(Input)

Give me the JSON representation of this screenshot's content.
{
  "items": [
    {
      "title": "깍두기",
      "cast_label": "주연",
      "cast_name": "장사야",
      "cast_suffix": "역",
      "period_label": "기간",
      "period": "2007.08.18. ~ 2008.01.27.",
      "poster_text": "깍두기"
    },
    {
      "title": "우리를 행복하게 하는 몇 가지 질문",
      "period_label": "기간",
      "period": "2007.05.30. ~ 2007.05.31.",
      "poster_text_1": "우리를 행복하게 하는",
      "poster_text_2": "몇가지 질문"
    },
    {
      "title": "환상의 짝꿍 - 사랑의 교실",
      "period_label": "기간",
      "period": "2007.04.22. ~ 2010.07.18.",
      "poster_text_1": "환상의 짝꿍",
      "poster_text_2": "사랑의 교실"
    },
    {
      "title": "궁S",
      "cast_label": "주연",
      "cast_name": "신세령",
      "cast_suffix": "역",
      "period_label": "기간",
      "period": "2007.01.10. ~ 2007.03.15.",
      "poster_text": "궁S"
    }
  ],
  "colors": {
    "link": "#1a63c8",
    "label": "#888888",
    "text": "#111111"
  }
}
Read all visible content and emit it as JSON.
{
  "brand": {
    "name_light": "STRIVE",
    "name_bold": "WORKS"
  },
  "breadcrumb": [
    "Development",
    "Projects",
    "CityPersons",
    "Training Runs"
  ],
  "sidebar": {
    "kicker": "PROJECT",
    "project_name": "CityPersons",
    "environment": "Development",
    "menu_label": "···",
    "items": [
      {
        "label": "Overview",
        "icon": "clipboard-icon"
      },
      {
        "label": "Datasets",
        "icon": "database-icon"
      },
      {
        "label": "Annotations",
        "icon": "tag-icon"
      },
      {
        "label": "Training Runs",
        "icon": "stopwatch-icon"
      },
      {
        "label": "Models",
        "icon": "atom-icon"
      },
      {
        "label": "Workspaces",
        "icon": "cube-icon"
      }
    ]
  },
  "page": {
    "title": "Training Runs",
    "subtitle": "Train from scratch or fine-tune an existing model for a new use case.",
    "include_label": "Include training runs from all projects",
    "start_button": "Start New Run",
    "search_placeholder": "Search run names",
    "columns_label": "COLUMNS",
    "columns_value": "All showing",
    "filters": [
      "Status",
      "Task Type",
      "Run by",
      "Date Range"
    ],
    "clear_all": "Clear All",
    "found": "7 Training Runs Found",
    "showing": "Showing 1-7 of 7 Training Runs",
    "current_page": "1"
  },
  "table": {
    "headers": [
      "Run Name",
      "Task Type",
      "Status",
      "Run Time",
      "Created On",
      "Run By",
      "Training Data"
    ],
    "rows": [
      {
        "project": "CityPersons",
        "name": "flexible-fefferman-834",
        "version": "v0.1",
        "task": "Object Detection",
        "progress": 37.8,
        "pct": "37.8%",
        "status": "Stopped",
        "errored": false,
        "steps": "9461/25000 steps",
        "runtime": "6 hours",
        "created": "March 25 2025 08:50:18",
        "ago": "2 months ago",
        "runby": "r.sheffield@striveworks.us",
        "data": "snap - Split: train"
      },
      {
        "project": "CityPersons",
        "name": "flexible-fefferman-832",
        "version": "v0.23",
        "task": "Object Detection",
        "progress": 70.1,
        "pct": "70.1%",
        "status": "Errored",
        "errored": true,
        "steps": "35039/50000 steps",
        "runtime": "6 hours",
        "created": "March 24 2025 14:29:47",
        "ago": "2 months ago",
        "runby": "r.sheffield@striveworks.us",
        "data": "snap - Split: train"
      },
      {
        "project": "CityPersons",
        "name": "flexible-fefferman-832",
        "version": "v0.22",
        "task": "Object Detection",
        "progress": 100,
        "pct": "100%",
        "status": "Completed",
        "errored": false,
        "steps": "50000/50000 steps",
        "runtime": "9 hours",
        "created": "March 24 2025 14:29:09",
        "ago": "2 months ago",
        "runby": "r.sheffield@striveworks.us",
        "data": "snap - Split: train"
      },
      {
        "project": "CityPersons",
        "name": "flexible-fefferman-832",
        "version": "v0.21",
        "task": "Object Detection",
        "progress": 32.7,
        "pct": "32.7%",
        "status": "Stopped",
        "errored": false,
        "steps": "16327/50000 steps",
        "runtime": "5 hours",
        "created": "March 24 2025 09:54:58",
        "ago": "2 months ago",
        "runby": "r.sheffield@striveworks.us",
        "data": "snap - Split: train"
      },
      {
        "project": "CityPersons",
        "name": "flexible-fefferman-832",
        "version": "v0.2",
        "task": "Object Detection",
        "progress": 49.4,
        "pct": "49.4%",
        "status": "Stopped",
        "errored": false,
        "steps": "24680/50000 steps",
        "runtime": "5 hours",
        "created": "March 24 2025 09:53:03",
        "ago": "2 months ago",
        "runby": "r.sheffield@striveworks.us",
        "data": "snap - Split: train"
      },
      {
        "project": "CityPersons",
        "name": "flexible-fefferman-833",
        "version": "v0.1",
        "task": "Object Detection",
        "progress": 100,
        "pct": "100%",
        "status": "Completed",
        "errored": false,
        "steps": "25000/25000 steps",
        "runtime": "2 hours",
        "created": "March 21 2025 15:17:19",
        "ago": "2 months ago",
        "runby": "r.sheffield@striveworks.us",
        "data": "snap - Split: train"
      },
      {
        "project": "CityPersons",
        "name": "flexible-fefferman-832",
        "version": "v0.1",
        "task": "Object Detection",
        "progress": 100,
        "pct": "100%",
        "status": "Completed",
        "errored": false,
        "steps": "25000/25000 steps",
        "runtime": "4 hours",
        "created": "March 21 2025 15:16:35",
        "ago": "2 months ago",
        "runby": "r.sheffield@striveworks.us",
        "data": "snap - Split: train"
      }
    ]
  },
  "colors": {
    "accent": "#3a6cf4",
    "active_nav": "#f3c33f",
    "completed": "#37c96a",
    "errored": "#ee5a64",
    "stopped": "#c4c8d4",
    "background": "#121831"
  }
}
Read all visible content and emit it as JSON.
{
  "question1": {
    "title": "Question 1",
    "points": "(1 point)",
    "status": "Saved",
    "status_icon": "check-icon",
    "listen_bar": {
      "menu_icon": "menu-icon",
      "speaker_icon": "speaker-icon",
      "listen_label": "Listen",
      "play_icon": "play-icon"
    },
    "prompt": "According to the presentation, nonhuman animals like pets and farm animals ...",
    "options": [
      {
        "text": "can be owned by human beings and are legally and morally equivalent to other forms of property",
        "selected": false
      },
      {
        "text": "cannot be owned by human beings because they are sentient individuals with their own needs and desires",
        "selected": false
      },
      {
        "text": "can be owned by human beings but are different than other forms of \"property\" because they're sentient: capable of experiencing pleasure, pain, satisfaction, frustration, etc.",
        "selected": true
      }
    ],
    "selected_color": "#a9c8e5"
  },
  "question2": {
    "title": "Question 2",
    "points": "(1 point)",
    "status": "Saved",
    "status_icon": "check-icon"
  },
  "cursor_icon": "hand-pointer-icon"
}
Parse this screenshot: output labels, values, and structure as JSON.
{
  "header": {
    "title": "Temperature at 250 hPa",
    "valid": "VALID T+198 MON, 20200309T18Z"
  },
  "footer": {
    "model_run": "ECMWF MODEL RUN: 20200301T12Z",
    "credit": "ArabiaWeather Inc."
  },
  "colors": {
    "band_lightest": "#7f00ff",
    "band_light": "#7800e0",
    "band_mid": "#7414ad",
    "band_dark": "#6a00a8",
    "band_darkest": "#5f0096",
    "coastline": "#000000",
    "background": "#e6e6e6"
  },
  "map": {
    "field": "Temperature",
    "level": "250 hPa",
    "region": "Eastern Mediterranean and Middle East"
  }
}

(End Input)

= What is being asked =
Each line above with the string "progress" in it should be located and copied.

= Written answer =
        "progress": 37.8,
        "progress": 70.1,
        "progress": 100,
        "progress": 32.7,
        "progress": 49.4,
        "progress": 100,
        "progress": 100,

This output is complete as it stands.